From Castellina, cut west toward Poggibonsi to reach San Gimignano, enjoying the drive and incredible views of the countryside on the way, stopping to enjoy the view of San Gimignano's medieval towers before you reach it. Enjoy the rest of the day here, as the majority of visitors leave this beautiful hilltop village as soon as the sun goes down giving you a chance to enjoy a quiet walk through its magical streets and stepping back in time. Make sure to taste the local specialty, the sandy colored Vernaccia of San Gimignano.
We have a more detailed details on the hilltop towns in Chianti if you want more ideas.
DAY 5: Siena and Monteriggioni

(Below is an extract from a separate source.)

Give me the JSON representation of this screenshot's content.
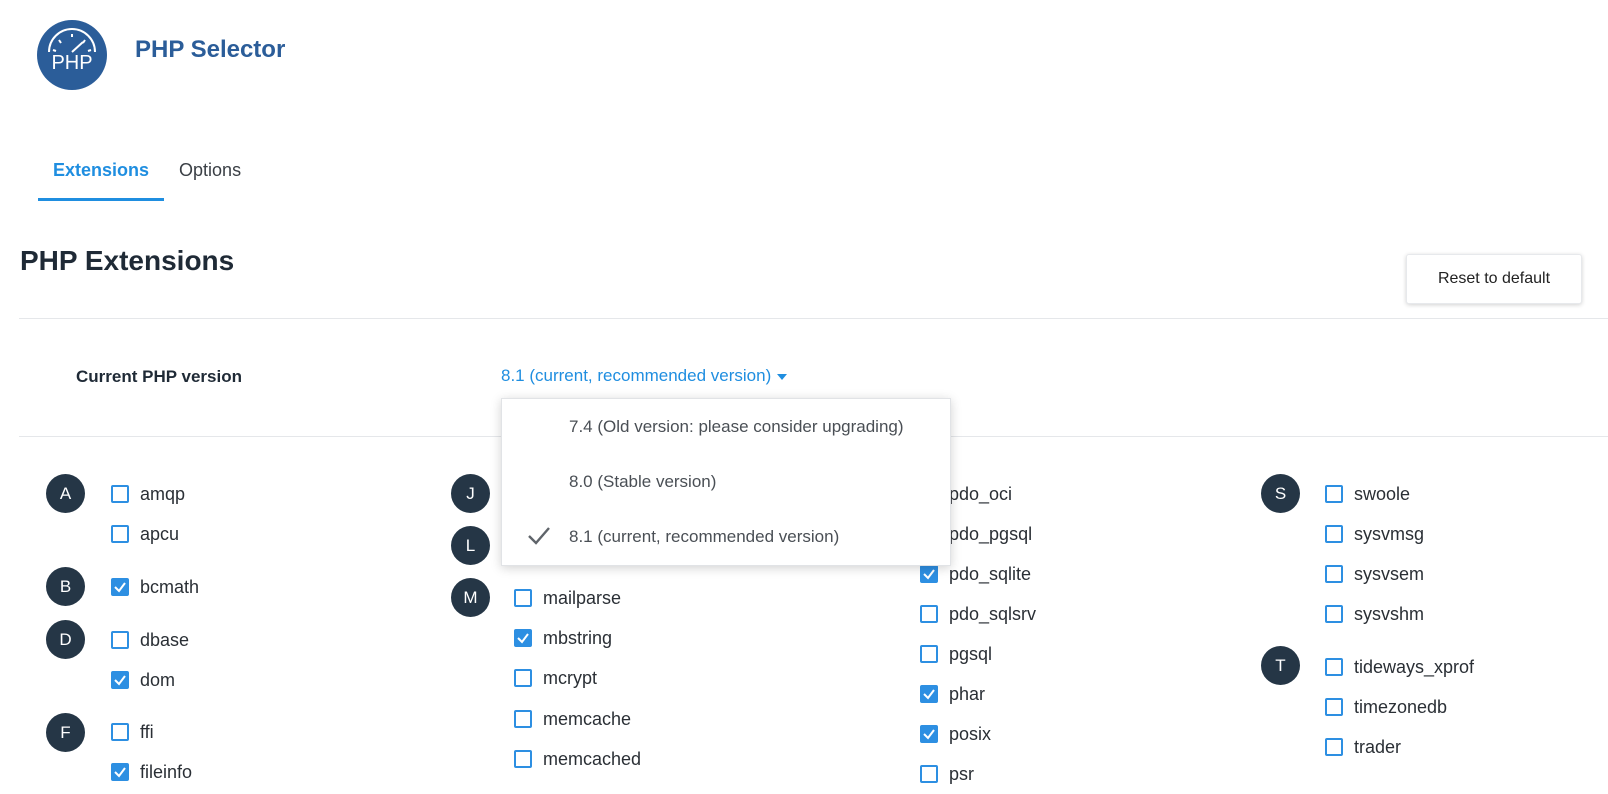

If you step back into the Renaissance as you visit Florence, then Siena takes you back into the Middle Ages. The city center sits on several hills so expect some climbing but it is quite small and the main sights are close: start in the Piazza del Campo, famous for its particular shell shape and for the Palio of Siena, a horse race between the various parts of town run twice every summer on July 2 and August 16. The Palazzo Comunale and Torre del Mangia tower over the Campo, offering an impressive view of the square and the city if you climb all the way to the top.
Head to the Duomo, standing majestically as a precious example of Italian Romanesque-Gothic style and admire the scenes across its pavement, a treasure waiting to be admired! Head back out to visit the Baptistery, crypt and Opera museum to see Duccio Buoninsegna's marvelous Maestà alterpiece from the 14th century. View our itinerary for a day in Siena for more ideas.
Just outside of Siena, the charming walled castle of Monteriggioni offers another trip into medieval times. The small castle still stands with 15 towers along the walls (although some of them were cut short through the centuries). You can visit the small castle, but don't forget to climb and walk along the massive walls from where you'll admire great views over the Tuscan countryside.
DAY 6: the Val D'Orcia
The Val D'Orcia is another region in Tuscany famous for its stunning landscapes and excellent red wines. Gentle hills, dotted with dark cypresses, red poppies and yellow sunflowers make this region the perfect postcard to send back to friends and families. It offers plenty to see, from the medieval streets of Montepulciano to the smaller picturesque towns of Pienza, San Quirico D'Orcia and Montalcino.
The area is known worldwide for its Brunello di Montalcino and Montepulciano DOC wines, making wine tastings an excellent past time at each stop.
DAY 7: Arezzo and Cortona
On your last day, head east toward the charming city of Arezzo, birth place of brilliant masters Piero della Francesca and Giorgio Vasari.
Visit the Basilica of Saint Francis with the stunning frescoes depicting the Legend of the True Cross by Piero della Francesca, the Church of San Domenico displaying the wooden Crucifix by Cimabue, the magnificent Piazza Grande with is loggias by Vasari and the Archaeological Museum Clinio Mecenate.
The small hilltop city of Cortona south of Arezzo is the perfect stop to end your trip through Tuscany. Cortona is featured in the book and film adaptation of "Under the Tuscan Sun", coming to symbolize “la bella vita” in Tuscany. Its origins go way back to the Etruscans, with one of its main attractions being the Etruscan Academy Museum (MAEC-Museum of Etruscan Academy of Cortona) displaying important Etruscan and Roman findings unearthed just outside of Cortona. The heart of the town is its Piazza della Repubblica, with the Palazzo Comunale standing tall over the square. The nearby Diocesan Museum displays a beautiful Annunciation of Cortona by the Beato Angelico, if there's time and energy to visit another museum!
Planning your time in Tuscany? If you have any questions or need help in planning your itinerary, just post your questions on our FORUM and we'll be happy to help!